“Students need more than what they have been getting when it comes to information literacy,” says Mark Canada, Executive Vice Chancellor for Academic Affairs and Professor of English at Indiana University Kokomo, who is the project lead of Mind Over Chatter. “As the Internet grows and grows, it is easier and faster to disseminate false information. Outside of the financial support, the Forum process is going to make this a better product and project.”
Much discussion of misinformation highlights how much inaccurate information is available online or in news media. The Misinformation Solution Forum approached the problem from a new angle by building partnerships focused on addressing the human behaviors and motivations behind information sharing. Following an open call for ideas in March 2018, the six finalists were selected from more than 75 proposals by a panel of expert judges. The three winners were chosen by a combination of judges’ rankings and feedback from participants in the Misinformation Solutions Forum.
The Forum and prizes were presented by the Rita Allen Foundation and RTI International in partnership with the Aspen Institute, with additional support provided by the Burroughs Wellcome Fund, Craig Newmark Philanthropies and Democracy Fund.

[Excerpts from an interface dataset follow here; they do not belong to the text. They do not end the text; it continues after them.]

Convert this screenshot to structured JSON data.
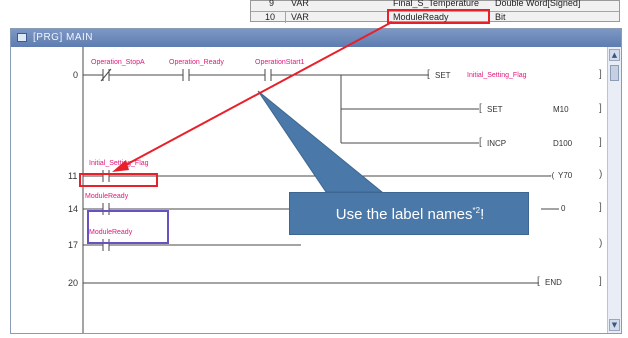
{
  "var_table": {
    "rows": [
      {
        "no": "9",
        "class": "VAR",
        "label": "Final_S_Temperature",
        "type": "Double Word[Signed]"
      },
      {
        "no": "10",
        "class": "VAR",
        "label": "ModuleReady",
        "type": "Bit"
      }
    ]
  },
  "window": {
    "title": "[PRG] MAIN"
  },
  "ladder": {
    "steps": [
      "0",
      "11",
      "14",
      "17",
      "20"
    ],
    "contacts": {
      "operation_stop": "Operation_StopA",
      "operation_ready": "Operation_Ready",
      "operation_start": "OperationStart1",
      "initial_setting_flag": "Initial_Setting_Flag",
      "module_ready_14": "ModuleReady",
      "module_ready_17": "ModuleReady"
    },
    "instructions": {
      "set_flag_op": "SET",
      "set_flag_arg": "Initial_Setting_Flag",
      "set_m10_op": "SET",
      "set_m10_arg": "M10",
      "incp_op": "INCP",
      "incp_arg": "D100",
      "coil_y70": "Y70",
      "row14_end": "0",
      "end_op": "END"
    }
  },
  "callout": {
    "text": "Use the label names",
    "footnote": "*2",
    "suffix": "!"
  },
  "colors": {
    "highlight": "#e8202a",
    "label_text": "#e0177a",
    "callout_bg": "#4a78a8",
    "selection": "#6b4fc4"
  }
}
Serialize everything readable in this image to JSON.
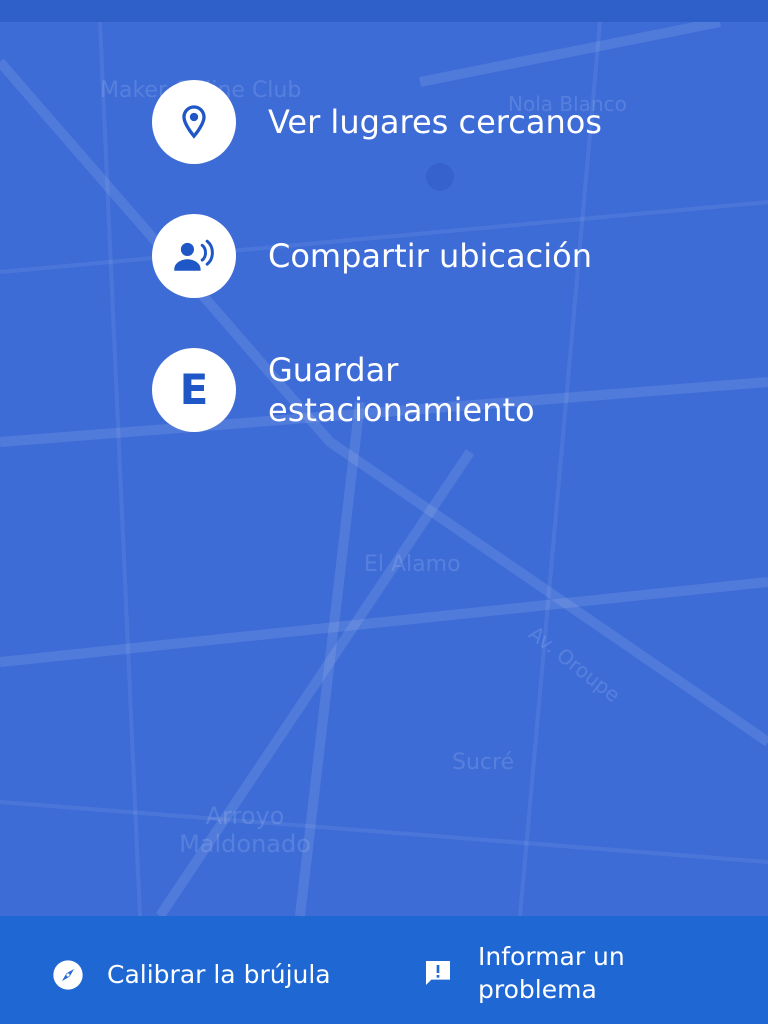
{
  "menu": {
    "items": [
      {
        "label": "Ver lugares cercanos",
        "icon": "place-pin-icon"
      },
      {
        "label": "Compartir ubicación",
        "icon": "share-location-person-icon"
      },
      {
        "label": "Guardar estacionamiento",
        "icon": "parking-e-icon",
        "letter": "E"
      }
    ]
  },
  "map": {
    "labels": [
      "Maker Online Club",
      "Nola Blanco",
      "El Alamo",
      "Av. Oroupe",
      "Sucré",
      "Arroyo Maldonado"
    ]
  },
  "bottom_bar": {
    "calibrate_label": "Calibrar la brújula",
    "report_label": "Informar un problema"
  },
  "colors": {
    "overlay": "#3e6cd7",
    "bottom_bar": "#1f68d3",
    "icon_blue": "#1f58c6"
  }
}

“Through the open call that launched the Misinformation Solutions Forum, we sought to reach and include diverse perspectives to address a complex problem that affects all of us as individuals and our communities,” says Elizabeth Good Christopherson, President and CEO of the Rita Allen Foundation. “With leadership from Brian Southwell and Vanessa Boudewyns of RTI International and Ruth Katz, Vice President at the Aspen Institute, along with expertise from social and behavioral science, media, philanthropy and other fields, the Forum was a fundamental step towards building collaborative problem-solving communities of learning and practice.”
For more information, please contact:

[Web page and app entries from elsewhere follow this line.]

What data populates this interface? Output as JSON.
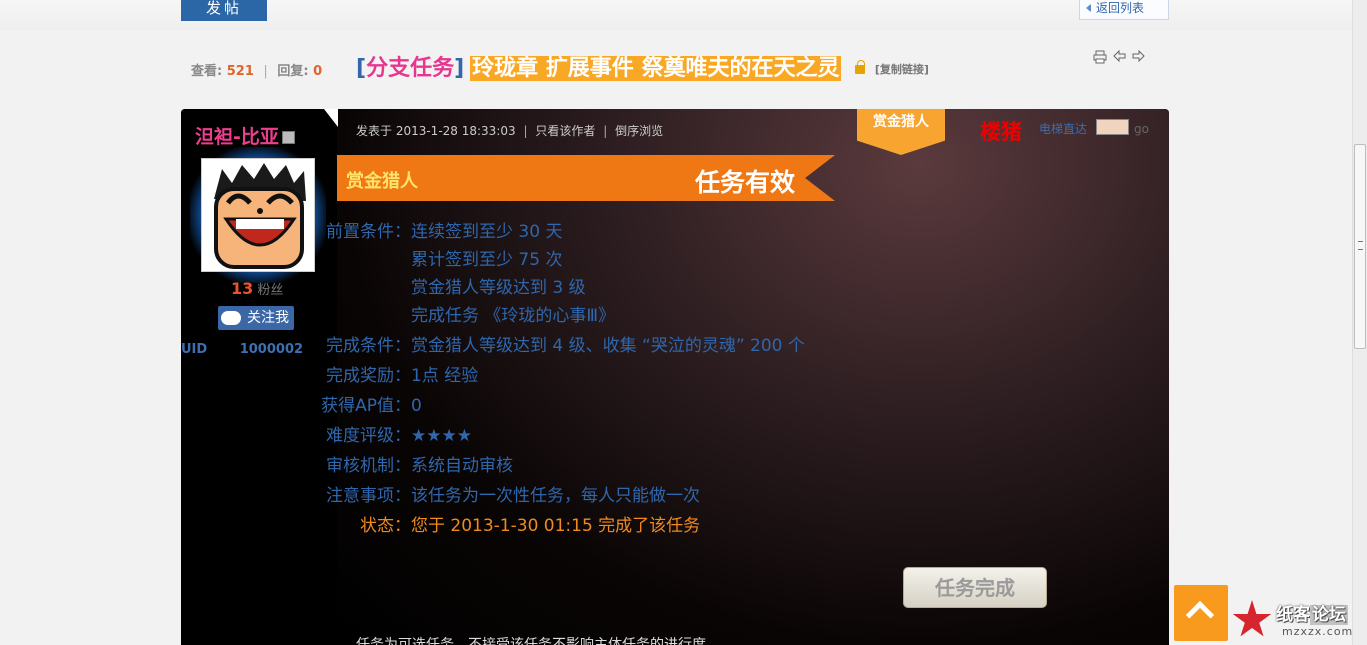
{
  "toolbar": {
    "new_post_label": "发帖",
    "back_list_label": "返回列表"
  },
  "thread": {
    "views_label": "查看:",
    "views": "521",
    "replies_label": "回复:",
    "replies": "0",
    "category_open": "[",
    "category": "分支任务",
    "category_close": "]",
    "title": "玲珑章 扩展事件 祭奠唯夫的在天之灵",
    "copy_link_label": "[复制链接]"
  },
  "author": {
    "name": "泹袒-比亚",
    "fans_count": "13",
    "fans_label": "粉丝",
    "follow_label": "关注我",
    "uid_label": "UID",
    "uid": "1000002"
  },
  "post": {
    "posted_at": "发表于 2013-1-28 18:33:03",
    "author_only_label": "只看该作者",
    "reverse_label": "倒序浏览",
    "badge": "赏金猎人",
    "floor_label": "楼猪",
    "jump_label": "电梯直达",
    "go_label": "go"
  },
  "task": {
    "type": "赏金猎人",
    "status": "任务有效",
    "details": [
      {
        "label": "前置条件：",
        "value": "连续签到至少 30 天"
      },
      {
        "label": "",
        "value": "累计签到至少 75 次"
      },
      {
        "label": "",
        "value": "赏金猎人等级达到 3 级"
      },
      {
        "label": "",
        "value": "完成任务 《玲珑的心事Ⅲ》"
      },
      {
        "label": "完成条件：",
        "value": "赏金猎人等级达到 4 级、收集 “哭泣的灵魂” 200 个"
      },
      {
        "label": "完成奖励：",
        "value": "1点 经验"
      },
      {
        "label": "获得AP值：",
        "value": "0"
      },
      {
        "label": "难度评级：",
        "value": "★★★★"
      },
      {
        "label": "审核机制：",
        "value": "系统自动审核"
      },
      {
        "label": "注意事项：",
        "value": "该任务为一次性任务，每人只能做一次"
      },
      {
        "label": "状态：",
        "value": "您于 2013-1-30 01:15 完成了该任务"
      }
    ],
    "complete_button": "任务完成",
    "footer_text": "任务为可选任务，不接受该任务不影响主体任务的进行度"
  },
  "watermark": {
    "name_a": "纸客",
    "name_b": "论坛",
    "url": "mzxzx.com"
  },
  "colors": {
    "accent_blue": "#2b66a6",
    "banner_orange": "#f07814",
    "title_highlight": "#f9a826",
    "state_orange": "#f08a1e"
  }
}
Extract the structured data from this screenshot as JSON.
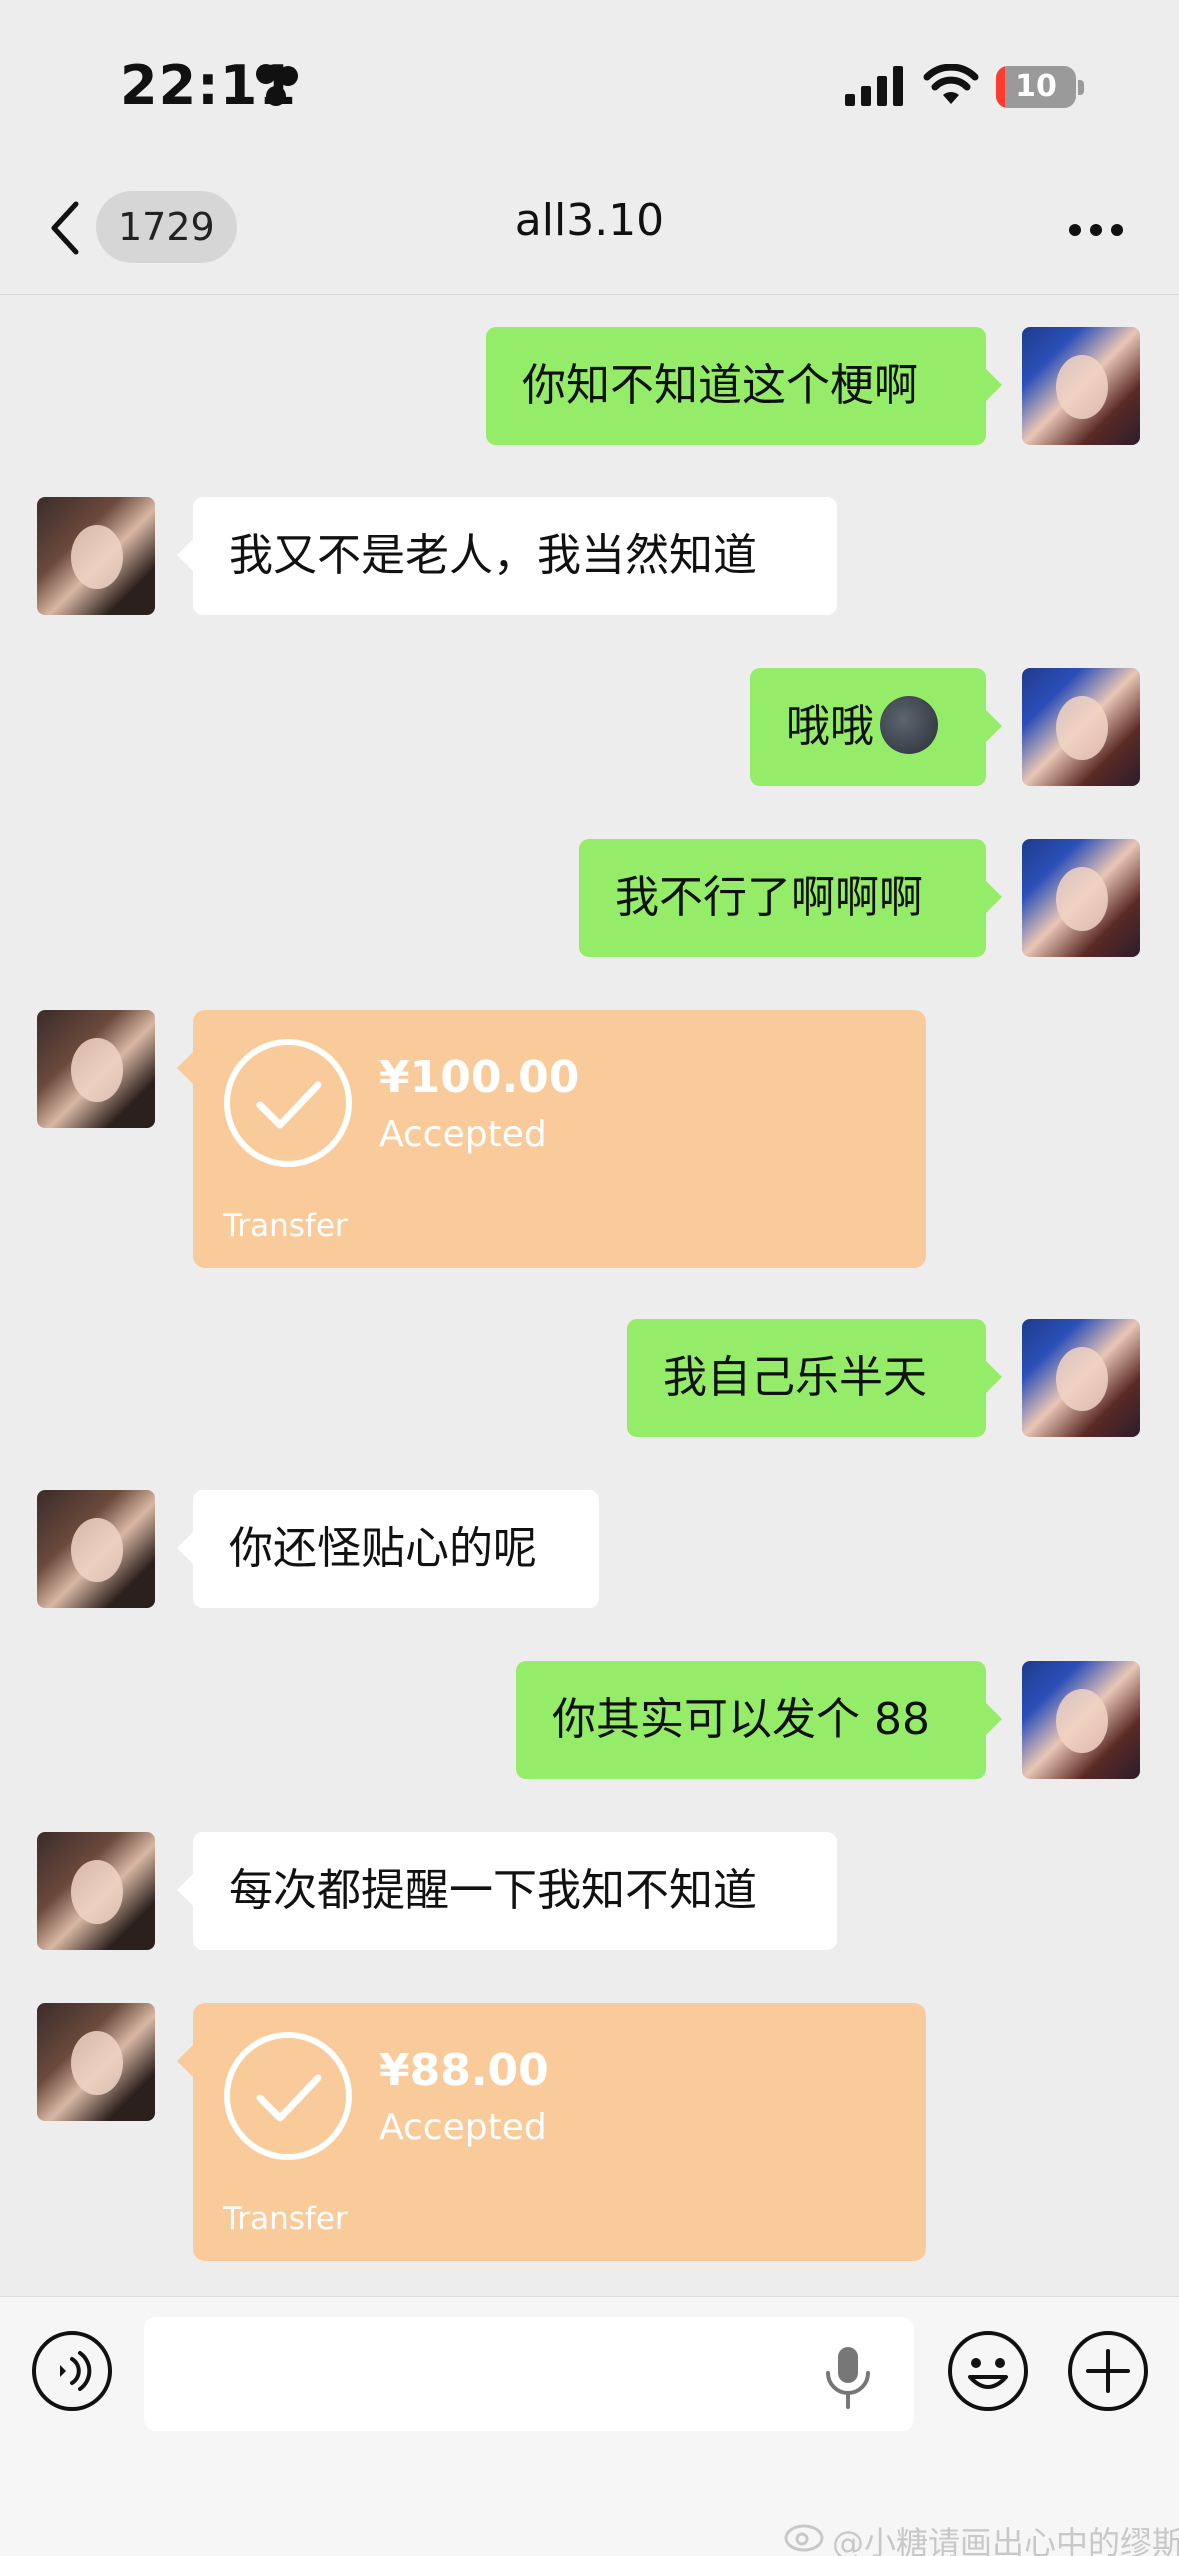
{
  "status_bar": {
    "time": "22:11",
    "battery": "10"
  },
  "nav": {
    "unread_count": "1729",
    "title": "all3.10"
  },
  "messages": {
    "m1": "你知不知道这个梗啊",
    "m2": "我又不是老人，我当然知道",
    "m3": "哦哦",
    "m4": "我不行了啊啊啊",
    "m6": "我自己乐半天",
    "m7": "你还怪贴心的呢",
    "m8": "你其实可以发个 88",
    "m9": "每次都提醒一下我知不知道"
  },
  "transfers": {
    "t1": {
      "amount": "¥100.00",
      "status": "Accepted",
      "label": "Transfer"
    },
    "t2": {
      "amount": "¥88.00",
      "status": "Accepted",
      "label": "Transfer"
    }
  },
  "watermark": "@小糖请画出心中的缪斯",
  "colors": {
    "sent_bubble": "#95ec69",
    "received_bubble": "#ffffff",
    "transfer": "#f9cb9b",
    "background": "#ededed"
  }
}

April Umminger, Senior Newsroom Manager, RTI International
Kate Belyi, Communications and Knowledge, Rita Allen Foundation
About RTI International

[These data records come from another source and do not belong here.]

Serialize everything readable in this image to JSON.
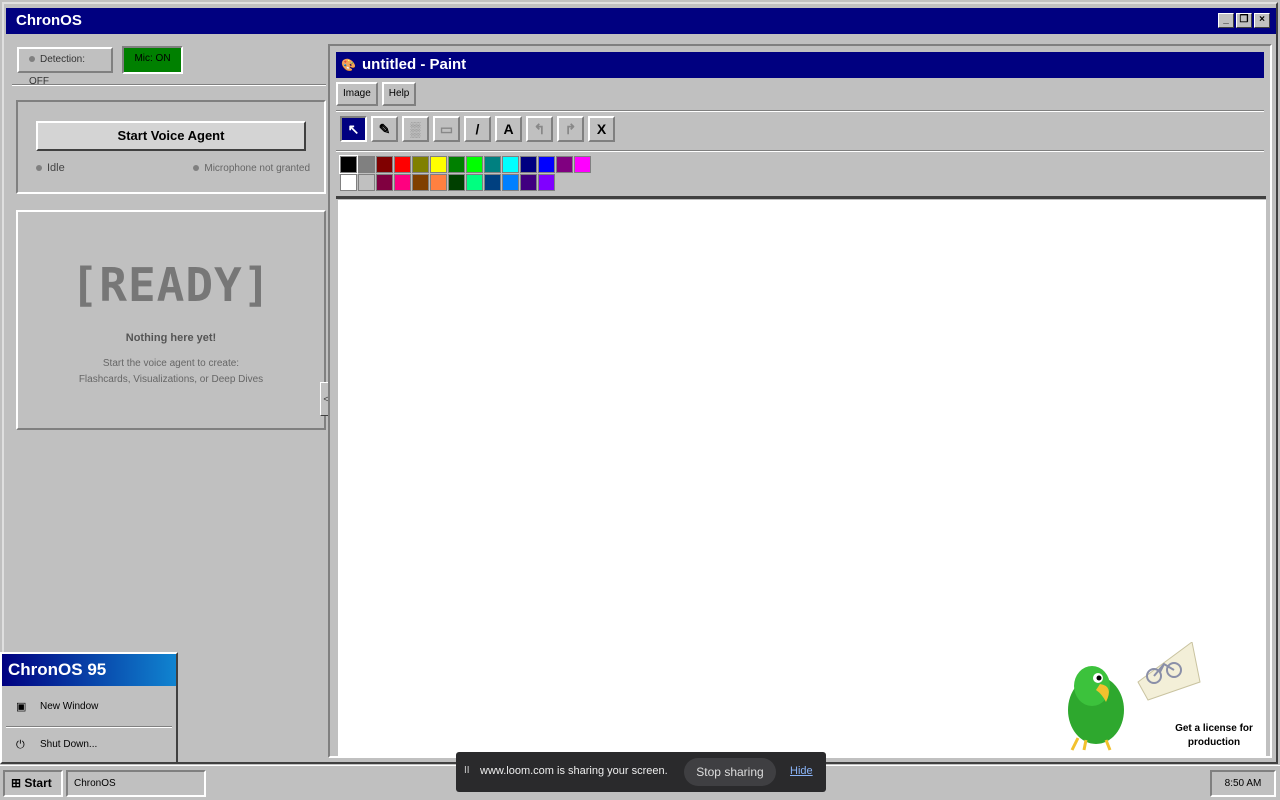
{
  "window": {
    "title": "ChronOS",
    "controls": {
      "minimize": "_",
      "restore": "❐",
      "close": "×"
    }
  },
  "left_panel": {
    "detection_label": "Detection: OFF",
    "mic_label": "Mic: ON",
    "mic_color": "#008000",
    "start_voice_label": "Start Voice Agent",
    "status_idle": "Idle",
    "status_mic": "Microphone not granted",
    "ready_title": "[READY]",
    "ready_empty": "Nothing here yet!",
    "ready_hint_line1": "Start the voice agent to create:",
    "ready_hint_line2": "Flashcards, Visualizations, or Deep Dives",
    "collapse_glyph": "<"
  },
  "paint": {
    "title": "untitled  - Paint",
    "menu": [
      "Image",
      "Help"
    ],
    "tools": [
      {
        "name": "select-tool-icon",
        "glyph": "↖",
        "active": true
      },
      {
        "name": "pencil-tool-icon",
        "glyph": "✎",
        "active": false
      },
      {
        "name": "fill-tool-icon",
        "glyph": "▒",
        "active": false
      },
      {
        "name": "rectangle-tool-icon",
        "glyph": "▭",
        "active": false
      },
      {
        "name": "line-tool-icon",
        "glyph": "/",
        "active": false
      },
      {
        "name": "text-tool-icon",
        "glyph": "A",
        "active": false
      },
      {
        "name": "undo-icon",
        "glyph": "↰",
        "active": false
      },
      {
        "name": "redo-icon",
        "glyph": "↱",
        "active": false
      },
      {
        "name": "clear-icon",
        "glyph": "X",
        "active": false
      }
    ],
    "palette_row1": [
      "#000000",
      "#808080",
      "#800000",
      "#ff0000",
      "#808000",
      "#ffff00",
      "#008000",
      "#00ff00",
      "#008080",
      "#00ffff",
      "#000080",
      "#0000ff",
      "#800080",
      "#ff00ff"
    ],
    "palette_row2": [
      "#ffffff",
      "#c0c0c0",
      "#800040",
      "#ff0080",
      "#804000",
      "#ff8040",
      "#004000",
      "#00ff80",
      "#004080",
      "#0080ff",
      "#400080",
      "#8000ff"
    ]
  },
  "mascot": {
    "license_line1": "Get a license for",
    "license_line2": "production"
  },
  "start_menu": {
    "banner": "ChronOS 95",
    "items": [
      {
        "label": "New Window",
        "icon": "▣"
      },
      {
        "label": "Shut Down...",
        "icon": "⏻"
      }
    ]
  },
  "taskbar": {
    "start_label": "Start",
    "task_label": "ChronOS",
    "clock": "8:50 AM"
  },
  "loom": {
    "pause_glyph": "II",
    "message": "www.loom.com is sharing your screen.",
    "stop_label": "Stop sharing",
    "hide_label": "Hide"
  }
}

RTI International is an independent, nonprofit research institute dedicated to improving the human condition. Clients rely on us to answer questions that demand an objective and multidisciplinary approach—one that integrates expertise across the social and laboratory sciences, engineering, and international development. We believe in the promise of science, and we are inspired every day to deliver on that promise for the good of people, communities, and businesses around the world. For more information, visit www.rti.org.
About the Rita Allen Foundation
The Rita Allen Foundation invests in transformative ideas in their earliest stages to leverage their growth and promote breakthrough solutions to significant problems. It enables early-career biomedical scholars to do pioneering research, seeds innovative approaches to fostering informed civic engagement, and develops knowledge and networks to build the effectiveness of the philanthropic sector. For more, visit ritaallen.org.
About the Health, Medicine and Society Program of the Aspen Institute
The Health, Medicine and Society(HMS) Programis the domestic health initiative of the Aspen Institute, one of the world’s premier gathering places for leaders to come together to explore the ideals and ideas that define a good society. HMS emphasizes reasoned discussion and analytical rigor, but honors disruptive thinking; seeks intersections across disciplines; and goes beyond the “usual suspects” in recruiting participants for our events so that diverse voices can be heard. Our goal is to nurture new connections, inspire thoughtful debate, and identify and advance action-oriented strategies to improve the nation’s health.